Special Issue: Writing Across the Curriculum at the Community Colleges: Beating the Odds

  • higher education, postsecondary institution, WAC, writing in the disciplines, faculty, TESL, technology

Published November 30, 2010

Guest editor: Clint Gardner, Salt Lake Community College

Writing across the curriculum and writing in the disciplines (WAC/WID) programs in community colleges have been the focus of only sporadic scholarship over the years. While there are a smattering of articles, a handful of doctoral dissertations, and a few books devoted to the subject (mostly from the late 80's and mid-90's), substantial research on WAC/WID from a community college perspective seems seriously lacking in comparison to research that has been conducted in other postsecondary settings. Given the pervasive teaching mission that all community colleges share, the collaborative drive that many experienced faculty from across the disciplines display, and the community college's specific commitment to general education, it seems certain that a great deal of WAC/WID work is taking place in community colleges, even if that work is not specifically referred to on campus as "WAC" or "WID." In this issue of Across the Disciplines, therefore, we focus the spotlight on community college WAC/WID initiatives and expand the range of scholarly work in this area, exploring the challenges that community college WAC programs face, the ways in which student demographics and goals shape their experience of writing in the disciplines, and what the future of WAC/WID might be at the community college level.

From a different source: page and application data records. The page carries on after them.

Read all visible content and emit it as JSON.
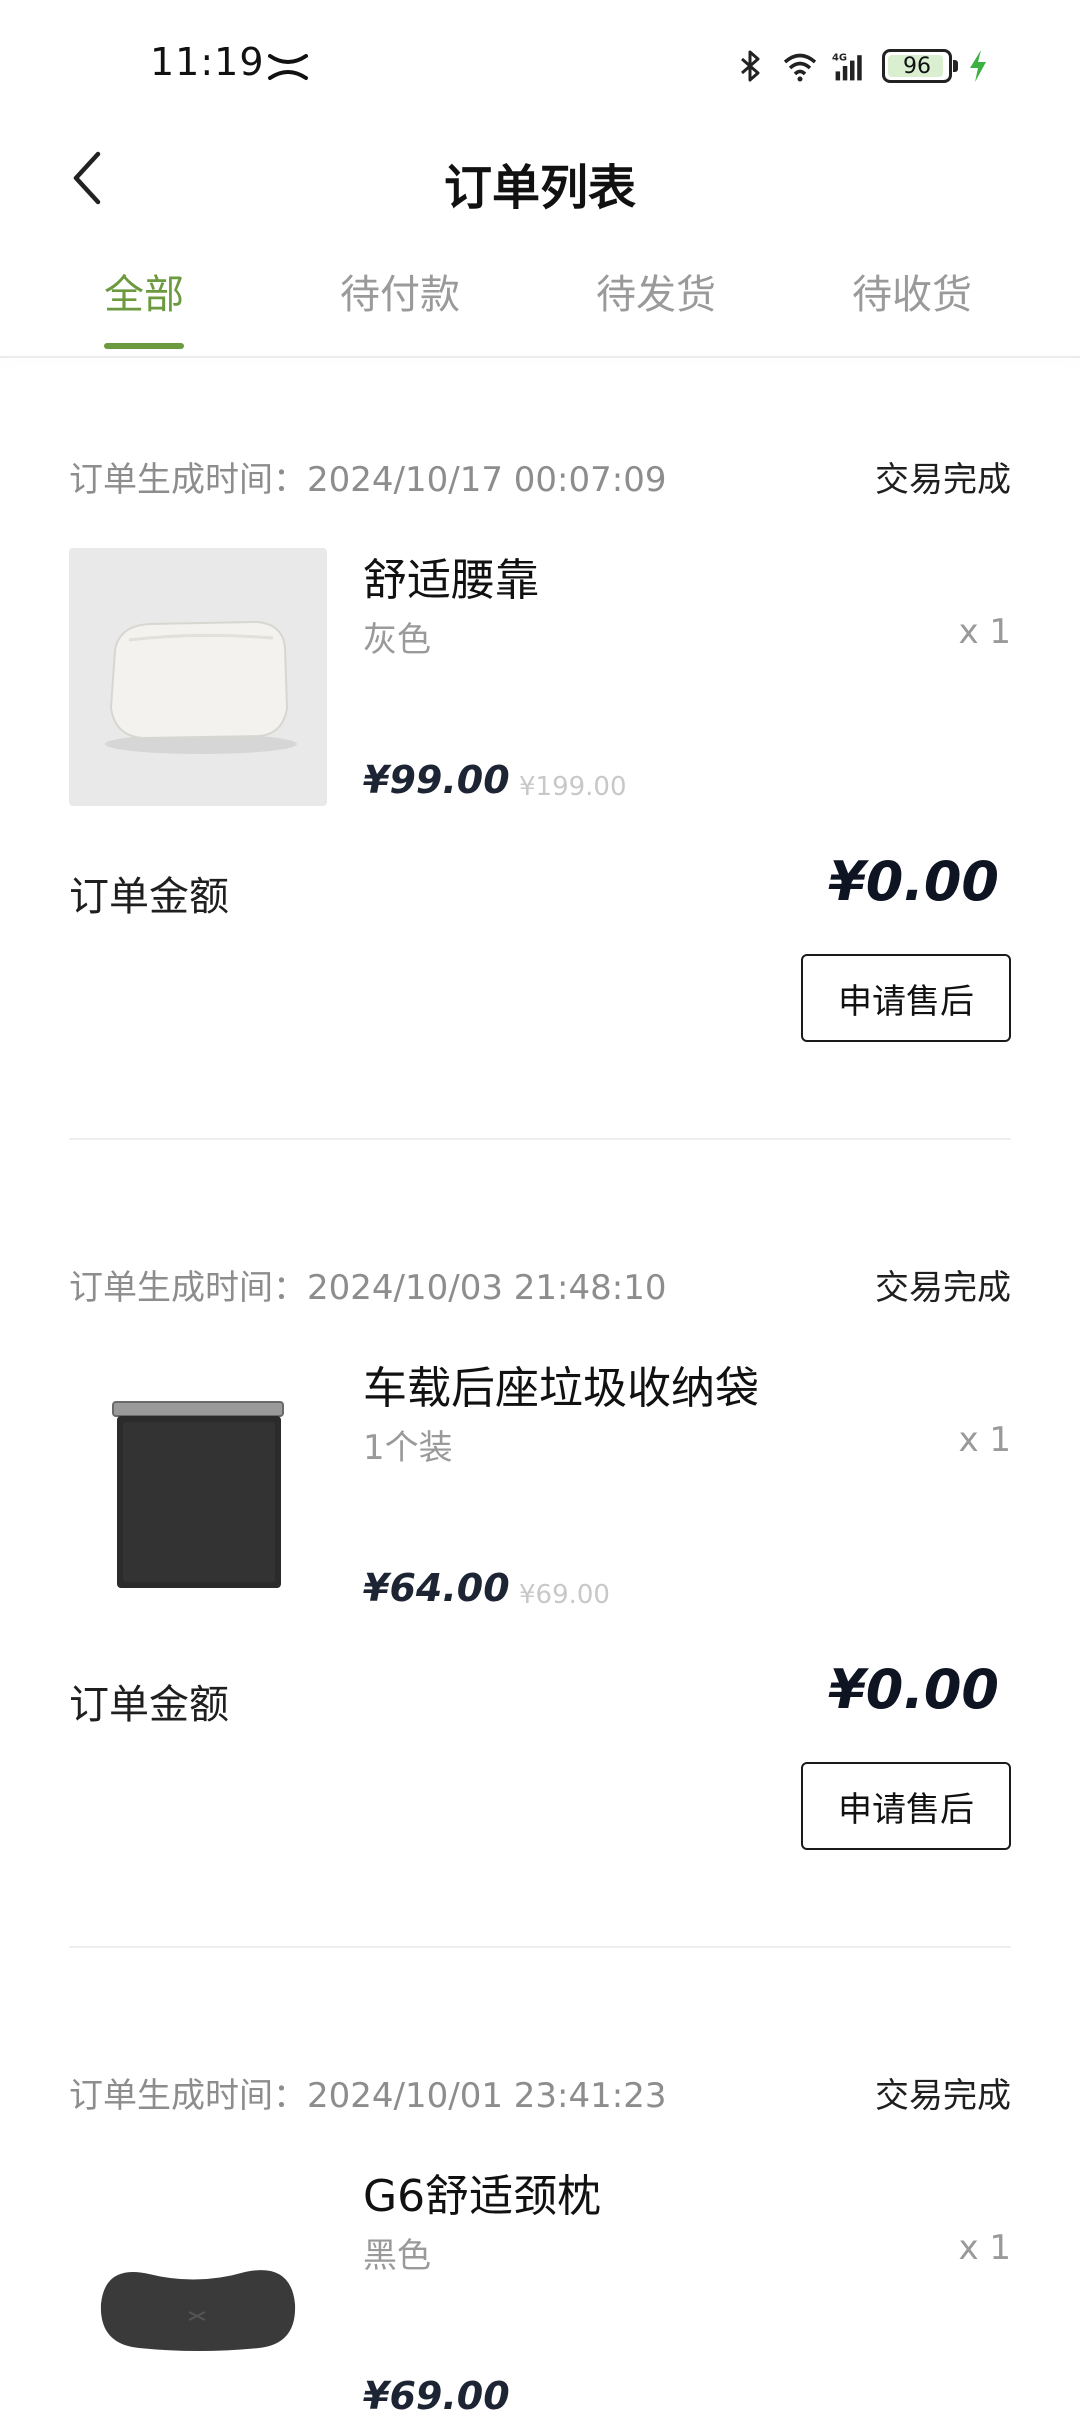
{
  "status_bar": {
    "time": "11:19",
    "battery": "96",
    "battery_level": 0.96,
    "network": "4G"
  },
  "header": {
    "title": "订单列表"
  },
  "tabs": [
    {
      "label": "全部",
      "active": true
    },
    {
      "label": "待付款",
      "active": false
    },
    {
      "label": "待发货",
      "active": false
    },
    {
      "label": "待收货",
      "active": false
    }
  ],
  "colors": {
    "accent": "#6c9a3e",
    "price": "#1d2433"
  },
  "orders": [
    {
      "time": "订单生成时间：2024/10/17 00:07:09",
      "status": "交易完成",
      "product_name": "舒适腰靠",
      "spec": "灰色",
      "qty": "x 1",
      "price": "¥99.00",
      "original_price": "¥199.00",
      "amount_label": "订单金额",
      "amount": "¥0.00",
      "action": "申请售后"
    },
    {
      "time": "订单生成时间：2024/10/03 21:48:10",
      "status": "交易完成",
      "product_name": "车载后座垃圾收纳袋",
      "spec": "1个装",
      "qty": "x 1",
      "price": "¥64.00",
      "original_price": "¥69.00",
      "amount_label": "订单金额",
      "amount": "¥0.00",
      "action": "申请售后"
    },
    {
      "time": "订单生成时间：2024/10/01 23:41:23",
      "status": "交易完成",
      "product_name": "G6舒适颈枕",
      "spec": "黑色",
      "qty": "x 1",
      "price": "¥69.00"
    }
  ]
}
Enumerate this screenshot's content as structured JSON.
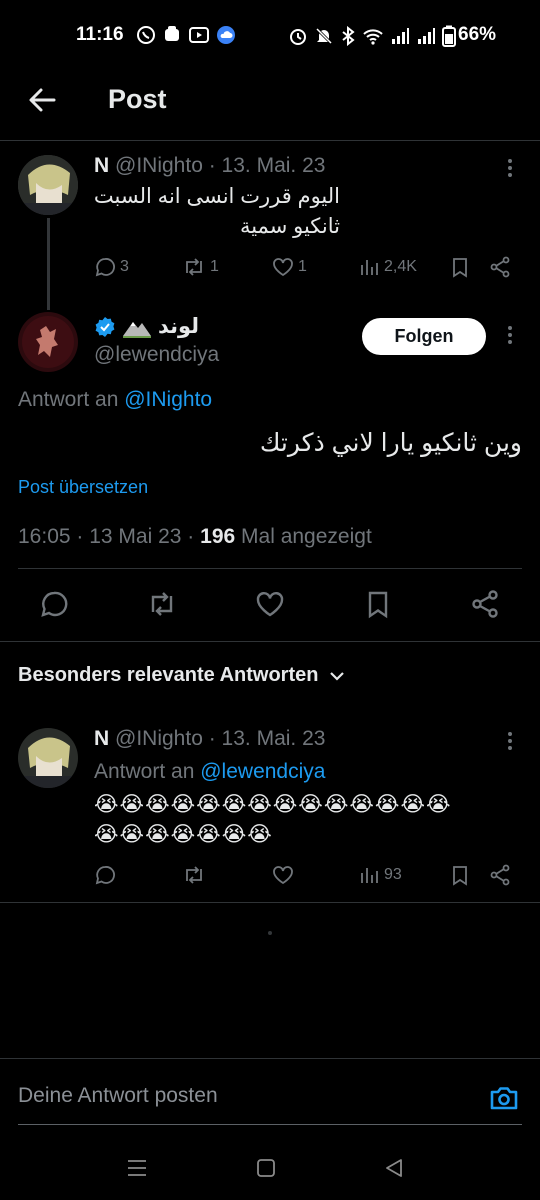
{
  "status_bar": {
    "time": "11:16",
    "battery": "66%"
  },
  "header": {
    "title": "Post"
  },
  "parent_tweet": {
    "display_name": "N",
    "handle": "@INighto",
    "date": "· 13. Mai. 23",
    "text_line1": "اليوم قررت انسى انه السبت",
    "text_line2": "ثانكيو سمية",
    "replies": "3",
    "retweets": "1",
    "likes": "1",
    "views": "2,4K"
  },
  "main_tweet": {
    "display_name": "لوند",
    "handle": "@lewendciya",
    "follow_label": "Folgen",
    "reply_to_prefix": "Antwort an",
    "reply_to_handle": "@INighto",
    "text": "وين ثانكيو يارا لاني ذكرتك",
    "translate_label": "Post übersetzen",
    "time": "16:05",
    "date": "· 13 Mai 23 ·",
    "view_count": "196",
    "view_suffix": "Mal angezeigt"
  },
  "replies_section": {
    "sort_label": "Besonders relevante Antworten"
  },
  "reply_tweet": {
    "display_name": "N",
    "handle": "@INighto",
    "date": "· 13. Mai. 23",
    "reply_to_prefix": "Antwort an",
    "reply_to_handle": "@lewendciya",
    "emoji_line1": "😭😭😭😭😭😭😭😭😭😭😭😭😭😭",
    "emoji_line2": "😭😭😭😭😭😭😭",
    "views": "93"
  },
  "composer": {
    "placeholder": "Deine Antwort posten"
  },
  "colors": {
    "background": "#000000",
    "accent": "#1d9bf0",
    "muted": "#71767b",
    "divider": "#2f3336"
  },
  "icons": [
    "whatsapp-icon",
    "gallery-icon",
    "youtube-icon",
    "cloud-icon",
    "alarm-icon",
    "mute-icon",
    "bluetooth-icon",
    "wifi-icon",
    "signal-icon",
    "battery-icon",
    "back-arrow-icon",
    "more-icon",
    "reply-icon",
    "retweet-icon",
    "like-icon",
    "views-icon",
    "bookmark-icon",
    "share-icon",
    "verified-icon",
    "chevron-down-icon",
    "camera-icon",
    "menu-nav-icon",
    "home-nav-icon",
    "back-nav-icon"
  ]
}
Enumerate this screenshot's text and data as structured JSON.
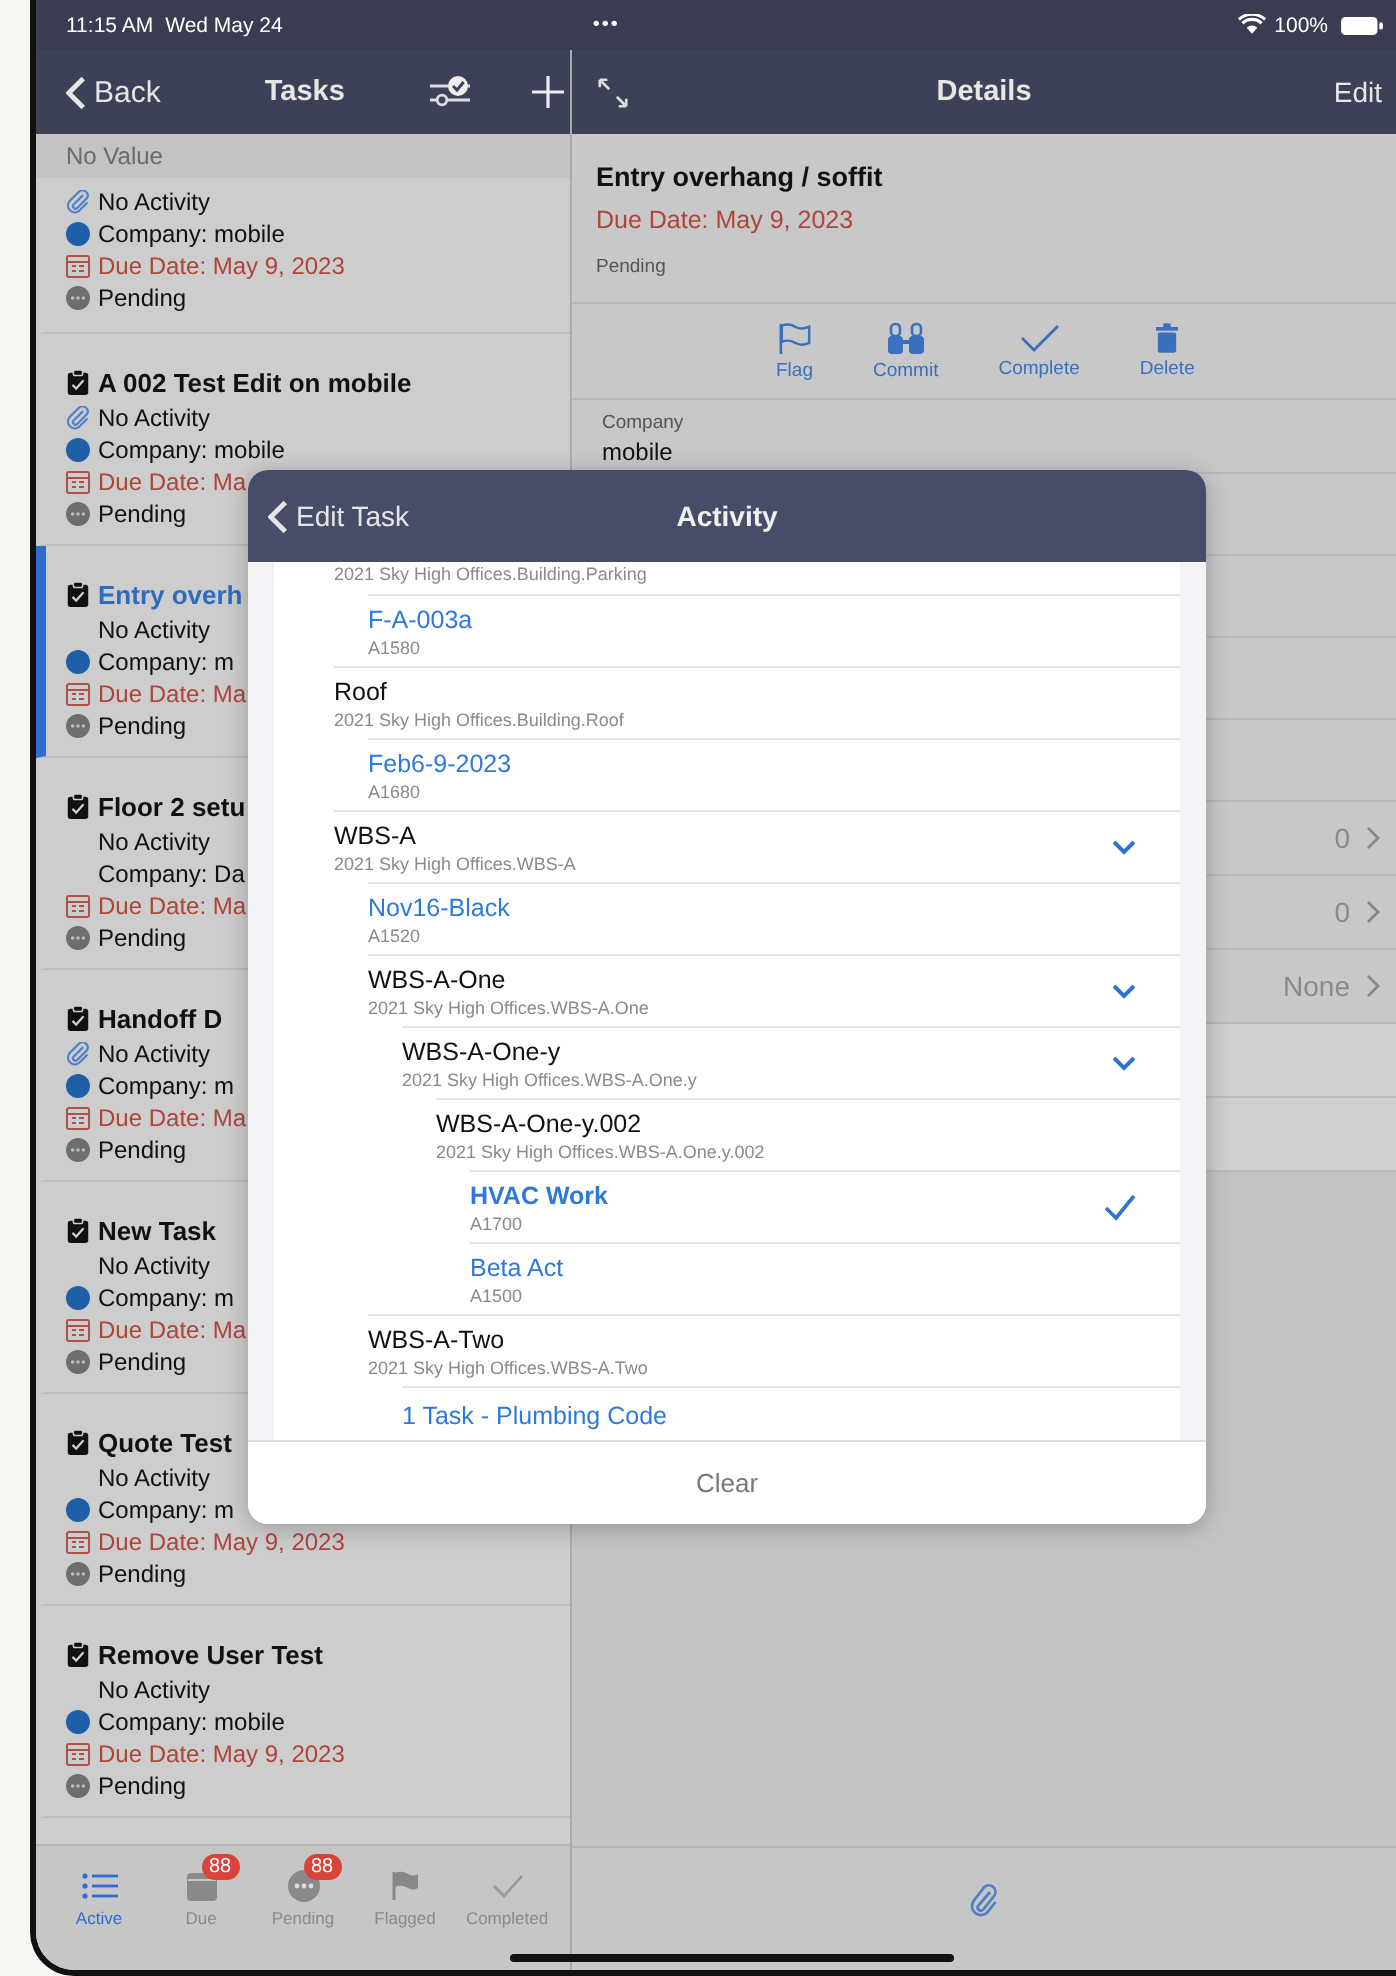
{
  "status_bar": {
    "time": "11:15 AM",
    "date": "Wed May 24",
    "dots": "•••",
    "battery": "100%"
  },
  "nav": {
    "back": "Back",
    "title": "Tasks"
  },
  "section_header": "No Value",
  "tasks": [
    {
      "attachment": true,
      "activity": "No Activity",
      "company": "Company: mobile",
      "company_dot": true,
      "due": "Due Date: May 9, 2023",
      "status": "Pending",
      "selected": false
    },
    {
      "title": "A 002 Test Edit on mobile",
      "attachment": true,
      "activity": "No Activity",
      "company": "Company: mobile",
      "company_dot": true,
      "due": "Due Date: Ma",
      "status": "Pending",
      "selected": false
    },
    {
      "title": "Entry overh",
      "attachment": false,
      "activity": "No Activity",
      "company": "Company: m",
      "company_dot": true,
      "due": "Due Date: Ma",
      "status": "Pending",
      "selected": true
    },
    {
      "title": "Floor 2 setu",
      "attachment": false,
      "activity": "No Activity",
      "company": "Company: Da",
      "company_dot": false,
      "due": "Due Date: Ma",
      "status": "Pending",
      "selected": false
    },
    {
      "title": "Handoff D",
      "attachment": true,
      "activity": "No Activity",
      "company": "Company: m",
      "company_dot": true,
      "due": "Due Date: Ma",
      "status": "Pending",
      "selected": false
    },
    {
      "title": "New Task",
      "attachment": false,
      "activity": "No Activity",
      "company": "Company: m",
      "company_dot": true,
      "due": "Due Date: Ma",
      "status": "Pending",
      "selected": false
    },
    {
      "title": "Quote Test",
      "attachment": false,
      "activity": "No Activity",
      "company": "Company: m",
      "company_dot": true,
      "due": "Due Date: May 9, 2023",
      "status": "Pending",
      "selected": false
    },
    {
      "title": "Remove User Test",
      "attachment": false,
      "activity": "No Activity",
      "company": "Company: mobile",
      "company_dot": true,
      "due": "Due Date: May 9, 2023",
      "status": "Pending",
      "selected": false
    }
  ],
  "tab_bar": [
    {
      "kind": "list",
      "label": "Active",
      "selected": true
    },
    {
      "kind": "calendar",
      "label": "Due",
      "badge": "88",
      "selected": false
    },
    {
      "kind": "dots",
      "label": "Pending",
      "badge": "88",
      "selected": false
    },
    {
      "kind": "flag",
      "label": "Flagged",
      "selected": false
    },
    {
      "kind": "check",
      "label": "Completed",
      "selected": false
    }
  ],
  "details": {
    "nav_title": "Details",
    "edit": "Edit",
    "title": "Entry overhang / soffit",
    "due": "Due Date: May 9, 2023",
    "status": "Pending",
    "actions": [
      {
        "kind": "flag",
        "label": "Flag"
      },
      {
        "kind": "binoculars",
        "label": "Commit"
      },
      {
        "kind": "check",
        "label": "Complete"
      },
      {
        "kind": "trash",
        "label": "Delete"
      }
    ],
    "company_label": "Company",
    "company_value": "mobile",
    "rows": [
      {
        "value": "0"
      },
      {
        "value": "0"
      },
      {
        "value": "None"
      }
    ]
  },
  "modal": {
    "back": "Edit Task",
    "title": "Activity",
    "clear": "Clear",
    "tree": [
      {
        "kind": "group",
        "children": [
          {
            "kind": "wbs",
            "subtitle": "2021 Sky High Offices.Building.Parking",
            "expanded": false,
            "children": [
              {
                "kind": "activity",
                "title": "F-A-003a",
                "subtitle": "A1580",
                "selected": false
              }
            ]
          },
          {
            "kind": "wbs",
            "title": "Roof",
            "subtitle": "2021 Sky High Offices.Building.Roof",
            "expanded": false,
            "children": [
              {
                "kind": "activity",
                "title": "Feb6-9-2023",
                "subtitle": "A1680",
                "selected": false
              }
            ]
          }
        ]
      },
      {
        "kind": "wbs",
        "title": "WBS-A",
        "subtitle": "2021 Sky High Offices.WBS-A",
        "expanded": true,
        "children": [
          {
            "kind": "activity",
            "title": "Nov16-Black",
            "subtitle": "A1520",
            "selected": false
          },
          {
            "kind": "wbs",
            "title": "WBS-A-One",
            "subtitle": "2021 Sky High Offices.WBS-A.One",
            "expanded": true,
            "children": [
              {
                "kind": "wbs",
                "title": "WBS-A-One-y",
                "subtitle": "2021 Sky High Offices.WBS-A.One.y",
                "expanded": true,
                "children": [
                  {
                    "kind": "wbs",
                    "title": "WBS-A-One-y.002",
                    "subtitle": "2021 Sky High Offices.WBS-A.One.y.002",
                    "expanded": false,
                    "children": [
                      {
                        "kind": "activity",
                        "title": "HVAC Work",
                        "subtitle": "A1700",
                        "selected": true
                      },
                      {
                        "kind": "activity",
                        "title": "Beta Act",
                        "subtitle": "A1500",
                        "selected": false
                      }
                    ]
                  }
                ]
              }
            ]
          },
          {
            "kind": "wbs",
            "title": "WBS-A-Two",
            "subtitle": "2021 Sky High Offices.WBS-A.Two",
            "expanded": false,
            "children": [
              {
                "kind": "activity",
                "title": "1 Task - Plumbing Code",
                "selected": false
              }
            ]
          }
        ]
      }
    ]
  }
}
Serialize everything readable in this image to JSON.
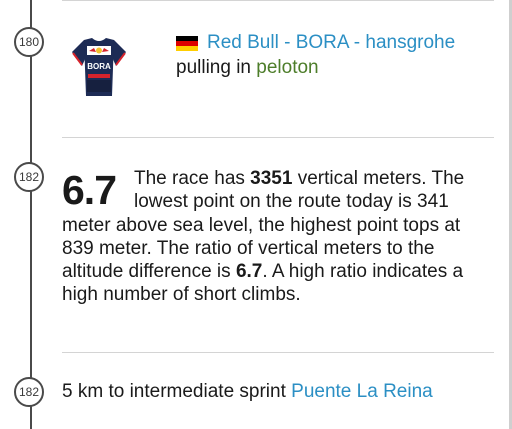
{
  "entries": [
    {
      "km": "180",
      "team_flag": "germany-flag",
      "team_name": "Red Bull - BORA - hansgrohe",
      "action": "pulling in",
      "group": "peloton"
    },
    {
      "km": "182",
      "big_value": "6.7",
      "sentence1_pre": "The race has ",
      "vertical_meters": "3351",
      "sentence1_post": " vertical meters. The lowest point on the route today is 341 meter above sea level, the highest point tops at 839 meter. The ratio of vertical meters to the altitude difference is ",
      "ratio": "6.7",
      "sentence2": ". A high ratio indicates a high number of short climbs."
    },
    {
      "km": "182",
      "sprint_prefix": "5 km to intermediate sprint ",
      "sprint_location": "Puente La Reina"
    }
  ],
  "jersey": {
    "text_top": "Red Bull",
    "text_main": "BORA",
    "text_bottom": "hansgrohe"
  },
  "colors": {
    "link": "#2b8fc4",
    "group": "#4d7d2a",
    "timeline": "#4a4a4a",
    "divider": "#d4d4d4"
  }
}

Clint Gardner
DOI: 10.37514/ATD-J.2010.7.2.01

Great Expectations: The Culture of WAC and the Community College Context
Mary McMullen-Light
DOI: 10.37514/ATD-J.2010.7.2.02

Overcoming Obstacles: How WID Benefits Community College Students and Faculty
Michelle Pacht
DOI: 10.37514/ATD-J.2010.7.2.03

From an ESL Perspective: Deciphering the Language of Academic Courses
Veronica Campos
DOI: 10.37514/ATD-J.2010.7.2.04

Re-Media-ting Remedial Education with Web 2.0: Implications for Community College Writing Across the Curriculum Programs
Renee Swensen Bangerter
DOI: 10.37514/ATD-J.2010.7.2.05